Ben Salinas, the Vice President of Ambulatory Services at Children’s in Dallas has been named one of Modern Healthcare‘s 2018 Up and Comers.
The award recognizes young medical executives who have made significant contributions to healthcare administration, management or policy. Salinas’ work is inspired by his own time in the hospital as a child for foot surgery and has helped reduce staff turnover from 25 to 14 percent according to Children’s Health.
Dr. Ray Tsai, the Senior Vice President of the Dallas Market and Salinas’ direct report, nominated him for the award. Tsai has served in a variety of roles at Children’s over the last 12 years, and Salinas stood out amongst his peers.
Tsai noted Salinas’ ability to analyze the operational complexity of the ambulatory services with over 200,000 patient visits, solicit feedback from a variety of stakeholders, and explain changes to his staff while making everyone feel heard.
“He is a remarkably genuine individual,” Tsai says. ‘It allows him to quickly work out that rapport with staff and physicians and be able to earn their trust.”
As a part of implementing initiatives such as Children’s Health’s 10-5 plan, where employees are expected to make eye contact 10 feet away and greet coworkers at five feet, Salinas was known to be there early greeting folks on the way into the building with donuts, leading by example.
Salinas diverse set of roles means that he has to be a jack-of-all-trades, meeting with physicians, helping to redesign space, implementing new programs and equipment, developing teams, and having challenging conversations with difficult units. He has been a part of Children’s for seven years.
“That speaks to the breadth of his role and his ability to change as needed over 200,000 visits,” Tsai says.
Salinas told Modern Healthcare that his favorite part of his job is seeing “the kids improving, smiling, going from really scared to excited to see their doctors and the care team because they’ve established those relationships.”
Tsai says Salinas impact on retaining staff in a strong healthcare market is especially impressive. “People have options, if they are unhappy at work,” Tsai says. “It is a testament to him that despite the strong economy he has been able to relate to a lot of our colleagues across ambulatory to develop a sense of relationship with him so that they feel the VP knows them.

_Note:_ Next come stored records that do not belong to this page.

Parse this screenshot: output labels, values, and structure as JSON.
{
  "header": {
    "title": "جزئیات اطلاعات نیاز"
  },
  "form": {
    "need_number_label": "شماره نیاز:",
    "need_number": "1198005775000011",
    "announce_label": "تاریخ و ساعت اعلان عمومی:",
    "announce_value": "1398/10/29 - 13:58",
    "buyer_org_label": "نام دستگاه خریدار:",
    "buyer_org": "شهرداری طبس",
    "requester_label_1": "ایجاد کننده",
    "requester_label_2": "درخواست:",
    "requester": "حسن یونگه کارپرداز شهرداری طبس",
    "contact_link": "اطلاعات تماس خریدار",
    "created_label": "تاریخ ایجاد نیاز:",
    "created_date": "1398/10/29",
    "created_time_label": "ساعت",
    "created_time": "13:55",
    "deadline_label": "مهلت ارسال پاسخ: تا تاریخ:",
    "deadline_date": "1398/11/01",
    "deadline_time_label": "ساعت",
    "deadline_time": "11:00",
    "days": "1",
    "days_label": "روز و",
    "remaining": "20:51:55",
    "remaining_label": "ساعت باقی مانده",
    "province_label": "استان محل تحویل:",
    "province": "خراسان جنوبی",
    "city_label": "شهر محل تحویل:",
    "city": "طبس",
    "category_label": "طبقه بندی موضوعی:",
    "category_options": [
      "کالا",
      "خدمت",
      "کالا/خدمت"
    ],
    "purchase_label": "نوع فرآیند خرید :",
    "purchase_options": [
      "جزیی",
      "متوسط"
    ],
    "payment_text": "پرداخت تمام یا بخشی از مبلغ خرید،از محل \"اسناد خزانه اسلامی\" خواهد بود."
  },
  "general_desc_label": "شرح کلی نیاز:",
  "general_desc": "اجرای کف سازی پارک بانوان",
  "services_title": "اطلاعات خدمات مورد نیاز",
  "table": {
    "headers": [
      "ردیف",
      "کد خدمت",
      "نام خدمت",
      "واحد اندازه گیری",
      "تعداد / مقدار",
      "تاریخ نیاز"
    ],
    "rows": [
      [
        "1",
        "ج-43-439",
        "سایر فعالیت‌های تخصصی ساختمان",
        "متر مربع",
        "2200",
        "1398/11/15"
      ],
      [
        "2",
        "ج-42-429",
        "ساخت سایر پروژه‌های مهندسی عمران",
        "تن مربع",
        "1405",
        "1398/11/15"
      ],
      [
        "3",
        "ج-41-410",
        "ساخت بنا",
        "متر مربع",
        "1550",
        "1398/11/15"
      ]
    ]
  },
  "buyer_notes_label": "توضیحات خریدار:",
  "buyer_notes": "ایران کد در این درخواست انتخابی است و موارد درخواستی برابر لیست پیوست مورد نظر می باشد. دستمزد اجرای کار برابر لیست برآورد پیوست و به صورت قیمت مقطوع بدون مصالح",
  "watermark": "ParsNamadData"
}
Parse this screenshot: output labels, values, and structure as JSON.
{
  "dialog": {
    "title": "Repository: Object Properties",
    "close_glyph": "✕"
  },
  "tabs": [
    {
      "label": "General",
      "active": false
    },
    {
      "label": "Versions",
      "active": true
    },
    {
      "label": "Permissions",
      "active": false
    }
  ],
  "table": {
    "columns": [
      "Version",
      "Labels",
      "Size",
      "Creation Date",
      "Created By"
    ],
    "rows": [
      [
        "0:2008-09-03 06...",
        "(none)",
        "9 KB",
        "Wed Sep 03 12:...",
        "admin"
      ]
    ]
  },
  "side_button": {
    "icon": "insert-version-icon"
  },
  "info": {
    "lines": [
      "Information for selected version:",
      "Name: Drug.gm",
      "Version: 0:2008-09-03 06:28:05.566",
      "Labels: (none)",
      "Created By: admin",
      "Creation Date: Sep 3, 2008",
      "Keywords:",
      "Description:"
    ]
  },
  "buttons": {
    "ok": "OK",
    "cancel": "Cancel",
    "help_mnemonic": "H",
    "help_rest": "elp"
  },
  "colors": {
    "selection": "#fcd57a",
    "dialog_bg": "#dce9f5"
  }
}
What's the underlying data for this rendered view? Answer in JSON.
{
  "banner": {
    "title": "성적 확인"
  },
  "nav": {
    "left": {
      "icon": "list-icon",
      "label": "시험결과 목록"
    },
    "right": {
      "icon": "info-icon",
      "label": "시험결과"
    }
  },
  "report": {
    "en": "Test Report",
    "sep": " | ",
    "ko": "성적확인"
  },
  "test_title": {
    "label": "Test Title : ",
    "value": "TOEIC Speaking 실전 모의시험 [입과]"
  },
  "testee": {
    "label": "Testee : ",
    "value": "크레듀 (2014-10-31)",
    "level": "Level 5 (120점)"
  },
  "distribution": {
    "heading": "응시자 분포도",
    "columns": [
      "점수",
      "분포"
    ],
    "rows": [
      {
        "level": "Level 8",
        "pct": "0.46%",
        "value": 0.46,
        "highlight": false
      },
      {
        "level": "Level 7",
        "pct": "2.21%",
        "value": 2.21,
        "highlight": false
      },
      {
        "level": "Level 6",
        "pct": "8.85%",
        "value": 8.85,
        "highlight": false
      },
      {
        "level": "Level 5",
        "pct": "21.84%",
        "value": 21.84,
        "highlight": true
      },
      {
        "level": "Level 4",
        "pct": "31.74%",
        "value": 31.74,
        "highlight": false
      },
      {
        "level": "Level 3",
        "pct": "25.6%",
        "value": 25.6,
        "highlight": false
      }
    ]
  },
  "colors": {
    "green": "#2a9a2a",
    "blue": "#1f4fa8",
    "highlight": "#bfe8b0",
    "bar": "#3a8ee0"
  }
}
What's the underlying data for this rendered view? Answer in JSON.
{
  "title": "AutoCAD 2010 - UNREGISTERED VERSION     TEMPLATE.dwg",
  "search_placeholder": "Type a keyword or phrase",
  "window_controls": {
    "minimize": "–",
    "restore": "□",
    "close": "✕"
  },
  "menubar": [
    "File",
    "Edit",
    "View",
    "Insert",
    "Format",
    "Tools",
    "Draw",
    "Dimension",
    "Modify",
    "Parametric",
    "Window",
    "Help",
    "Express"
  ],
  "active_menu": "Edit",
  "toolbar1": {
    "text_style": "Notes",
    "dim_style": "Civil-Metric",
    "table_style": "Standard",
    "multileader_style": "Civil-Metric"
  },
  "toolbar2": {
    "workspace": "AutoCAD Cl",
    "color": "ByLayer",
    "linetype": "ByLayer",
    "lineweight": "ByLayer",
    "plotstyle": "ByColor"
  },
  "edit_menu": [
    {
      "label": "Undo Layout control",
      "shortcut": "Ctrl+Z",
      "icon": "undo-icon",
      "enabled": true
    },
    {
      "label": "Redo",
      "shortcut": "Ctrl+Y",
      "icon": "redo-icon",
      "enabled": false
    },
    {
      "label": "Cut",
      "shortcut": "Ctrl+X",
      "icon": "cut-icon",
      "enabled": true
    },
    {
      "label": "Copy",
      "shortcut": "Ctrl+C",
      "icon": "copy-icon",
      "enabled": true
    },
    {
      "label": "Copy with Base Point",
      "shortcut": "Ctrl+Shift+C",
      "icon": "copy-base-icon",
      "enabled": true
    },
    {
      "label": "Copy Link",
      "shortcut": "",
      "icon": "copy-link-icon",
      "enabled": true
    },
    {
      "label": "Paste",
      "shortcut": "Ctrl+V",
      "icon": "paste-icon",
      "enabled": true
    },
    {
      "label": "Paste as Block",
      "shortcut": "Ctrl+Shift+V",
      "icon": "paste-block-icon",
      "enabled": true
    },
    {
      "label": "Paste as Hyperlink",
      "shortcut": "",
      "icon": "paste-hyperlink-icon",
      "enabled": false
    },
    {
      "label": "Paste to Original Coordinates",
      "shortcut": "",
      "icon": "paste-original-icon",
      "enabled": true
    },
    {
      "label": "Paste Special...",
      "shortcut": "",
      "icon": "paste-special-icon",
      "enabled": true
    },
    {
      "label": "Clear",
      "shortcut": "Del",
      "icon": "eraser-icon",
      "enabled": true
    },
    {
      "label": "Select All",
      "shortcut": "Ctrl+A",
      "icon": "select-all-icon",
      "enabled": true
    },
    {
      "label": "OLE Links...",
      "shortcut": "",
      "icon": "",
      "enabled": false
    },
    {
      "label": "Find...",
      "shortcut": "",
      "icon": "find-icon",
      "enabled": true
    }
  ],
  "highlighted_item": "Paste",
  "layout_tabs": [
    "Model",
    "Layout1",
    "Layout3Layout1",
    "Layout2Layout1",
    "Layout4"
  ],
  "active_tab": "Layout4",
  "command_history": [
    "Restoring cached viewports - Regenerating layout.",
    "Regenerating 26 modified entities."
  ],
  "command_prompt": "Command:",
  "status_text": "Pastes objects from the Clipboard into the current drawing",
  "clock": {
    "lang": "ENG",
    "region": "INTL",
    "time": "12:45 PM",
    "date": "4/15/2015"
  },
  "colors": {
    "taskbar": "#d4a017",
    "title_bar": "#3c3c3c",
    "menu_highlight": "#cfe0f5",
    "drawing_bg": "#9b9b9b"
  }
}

He is able to build that political capital with his staff.”
“We have given him a lot of responsibility and he has been knocking it out of the park.”